[Interface dataset entries]
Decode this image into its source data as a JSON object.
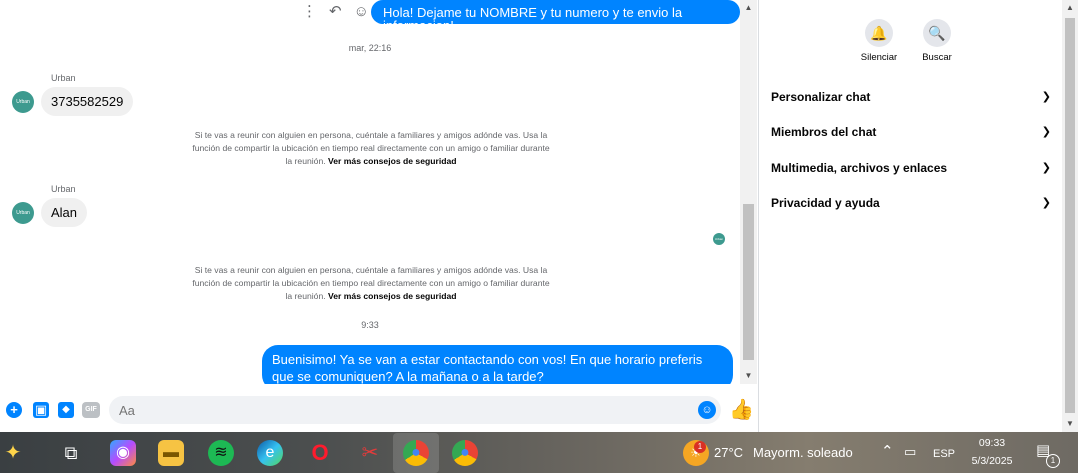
{
  "chat": {
    "hover_actions": {
      "more": "⋮",
      "reply": "↶",
      "react": "☺"
    },
    "messages": [
      {
        "type": "out",
        "text": "Hola! Dejame tu NOMBRE y tu numero y te envio la informacion!"
      },
      {
        "type": "time",
        "text": "mar, 22:16"
      },
      {
        "type": "in",
        "sender": "Urban",
        "text": "3735582529"
      },
      {
        "type": "in",
        "sender": "Urban",
        "text": "Alan"
      },
      {
        "type": "time",
        "text": "9:33"
      },
      {
        "type": "out",
        "text": "Buenisimo! Ya se van a estar contactando con vos! En que horario preferis que se comuniquen? A la mañana o a la tarde?"
      }
    ],
    "notice": {
      "text": "Si te vas a reunir con alguien en persona, cuéntale a familiares y amigos adónde vas. Usa la función de compartir la ubicación en tiempo real directamente con un amigo o familiar durante la reunión. ",
      "link": "Ver más consejos de seguridad"
    },
    "avatar_text": "Urban Dental"
  },
  "composer": {
    "placeholder": "Aa",
    "gif_label": "GIF"
  },
  "info_panel": {
    "actions": [
      {
        "label": "Silenciar",
        "icon": "bell-icon"
      },
      {
        "label": "Buscar",
        "icon": "search-icon"
      }
    ],
    "sections": [
      {
        "label": "Personalizar chat"
      },
      {
        "label": "Miembros del chat"
      },
      {
        "label": "Multimedia, archivos y enlaces"
      },
      {
        "label": "Privacidad y ayuda"
      }
    ]
  },
  "taskbar": {
    "weather": {
      "temp": "27°C",
      "condition": "Mayorm. soleado",
      "badge": "1"
    },
    "language": "ESP",
    "clock": {
      "time": "09:33",
      "date": "5/3/2025"
    },
    "notification_count": "1",
    "colors": {
      "accent": "#0084ff"
    }
  }
}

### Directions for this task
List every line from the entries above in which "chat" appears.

### Written solution
  "chat": {
        "label": "Personalizar chat"
        "label": "Miembros del chat"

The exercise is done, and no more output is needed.